- Exercise:
Among the entries below, count the lines containing the string "Show". Only the count is needed.

[Dataset records Boundary: Start]

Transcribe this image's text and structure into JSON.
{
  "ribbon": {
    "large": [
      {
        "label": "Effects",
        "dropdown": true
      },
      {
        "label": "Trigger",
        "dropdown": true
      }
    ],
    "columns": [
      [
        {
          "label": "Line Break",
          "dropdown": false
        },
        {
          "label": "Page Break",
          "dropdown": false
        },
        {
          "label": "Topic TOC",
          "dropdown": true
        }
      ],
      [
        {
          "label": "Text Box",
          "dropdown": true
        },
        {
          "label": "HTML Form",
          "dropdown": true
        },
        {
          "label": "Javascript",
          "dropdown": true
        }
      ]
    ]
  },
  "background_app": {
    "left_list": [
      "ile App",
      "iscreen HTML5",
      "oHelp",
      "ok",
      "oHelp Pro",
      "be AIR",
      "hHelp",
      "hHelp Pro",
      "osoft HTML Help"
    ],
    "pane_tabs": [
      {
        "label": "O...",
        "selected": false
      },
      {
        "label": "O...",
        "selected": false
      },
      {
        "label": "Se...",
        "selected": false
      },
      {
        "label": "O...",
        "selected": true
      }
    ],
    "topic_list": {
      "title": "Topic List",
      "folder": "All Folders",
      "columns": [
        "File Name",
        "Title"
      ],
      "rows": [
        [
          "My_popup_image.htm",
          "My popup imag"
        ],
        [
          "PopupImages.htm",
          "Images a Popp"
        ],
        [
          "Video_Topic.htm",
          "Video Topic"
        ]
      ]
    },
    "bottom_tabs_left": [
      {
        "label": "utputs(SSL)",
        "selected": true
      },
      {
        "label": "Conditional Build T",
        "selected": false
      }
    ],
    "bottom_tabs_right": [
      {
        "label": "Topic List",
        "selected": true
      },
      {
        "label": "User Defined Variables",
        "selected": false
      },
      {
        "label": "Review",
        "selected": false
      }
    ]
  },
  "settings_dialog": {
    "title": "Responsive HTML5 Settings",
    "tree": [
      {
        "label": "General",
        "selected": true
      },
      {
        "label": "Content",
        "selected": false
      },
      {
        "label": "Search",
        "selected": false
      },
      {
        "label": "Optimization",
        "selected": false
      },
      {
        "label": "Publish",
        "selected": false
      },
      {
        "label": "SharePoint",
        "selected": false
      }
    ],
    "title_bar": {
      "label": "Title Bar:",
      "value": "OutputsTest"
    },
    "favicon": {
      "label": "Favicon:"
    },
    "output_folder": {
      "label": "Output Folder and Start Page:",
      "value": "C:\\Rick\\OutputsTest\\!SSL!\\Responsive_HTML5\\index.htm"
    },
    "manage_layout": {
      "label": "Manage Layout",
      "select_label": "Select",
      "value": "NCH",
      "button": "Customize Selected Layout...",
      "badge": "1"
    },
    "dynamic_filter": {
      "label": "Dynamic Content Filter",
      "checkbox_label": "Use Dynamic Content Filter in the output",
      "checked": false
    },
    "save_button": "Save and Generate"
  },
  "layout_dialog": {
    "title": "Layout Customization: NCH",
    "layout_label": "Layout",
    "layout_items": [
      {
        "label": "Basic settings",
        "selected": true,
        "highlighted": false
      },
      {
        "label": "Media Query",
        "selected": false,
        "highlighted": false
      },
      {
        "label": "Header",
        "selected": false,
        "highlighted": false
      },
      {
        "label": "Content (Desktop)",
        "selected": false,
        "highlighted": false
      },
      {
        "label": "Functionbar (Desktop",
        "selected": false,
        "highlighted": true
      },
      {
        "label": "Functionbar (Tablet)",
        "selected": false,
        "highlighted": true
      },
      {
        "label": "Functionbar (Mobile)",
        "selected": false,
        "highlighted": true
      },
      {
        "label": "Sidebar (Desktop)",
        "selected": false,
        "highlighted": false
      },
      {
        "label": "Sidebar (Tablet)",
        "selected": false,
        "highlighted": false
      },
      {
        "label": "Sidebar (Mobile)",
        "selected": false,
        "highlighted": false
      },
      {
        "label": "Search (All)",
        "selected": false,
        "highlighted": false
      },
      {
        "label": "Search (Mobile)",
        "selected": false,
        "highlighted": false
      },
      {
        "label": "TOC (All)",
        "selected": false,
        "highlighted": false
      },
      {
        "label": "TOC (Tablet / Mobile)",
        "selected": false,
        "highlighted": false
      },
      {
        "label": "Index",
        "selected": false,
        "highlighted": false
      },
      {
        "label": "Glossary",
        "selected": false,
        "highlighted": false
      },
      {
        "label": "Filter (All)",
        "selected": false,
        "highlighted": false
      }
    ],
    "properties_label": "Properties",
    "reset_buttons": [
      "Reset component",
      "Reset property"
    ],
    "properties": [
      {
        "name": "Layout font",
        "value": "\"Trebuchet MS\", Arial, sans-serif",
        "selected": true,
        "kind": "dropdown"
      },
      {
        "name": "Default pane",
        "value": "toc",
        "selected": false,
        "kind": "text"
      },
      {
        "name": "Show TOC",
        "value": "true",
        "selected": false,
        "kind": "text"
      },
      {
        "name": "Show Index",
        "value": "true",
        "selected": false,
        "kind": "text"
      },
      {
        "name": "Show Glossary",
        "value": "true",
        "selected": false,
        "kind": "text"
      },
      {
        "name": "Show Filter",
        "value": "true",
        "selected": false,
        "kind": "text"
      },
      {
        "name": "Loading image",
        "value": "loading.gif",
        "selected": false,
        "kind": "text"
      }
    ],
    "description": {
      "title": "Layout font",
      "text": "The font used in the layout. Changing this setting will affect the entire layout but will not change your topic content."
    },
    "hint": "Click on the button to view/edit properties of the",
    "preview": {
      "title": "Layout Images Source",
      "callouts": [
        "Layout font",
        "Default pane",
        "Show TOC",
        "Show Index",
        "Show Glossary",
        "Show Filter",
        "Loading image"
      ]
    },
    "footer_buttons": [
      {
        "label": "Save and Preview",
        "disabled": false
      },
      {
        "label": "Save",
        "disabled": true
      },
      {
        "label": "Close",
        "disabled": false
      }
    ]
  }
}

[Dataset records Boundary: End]

- Written solution:
8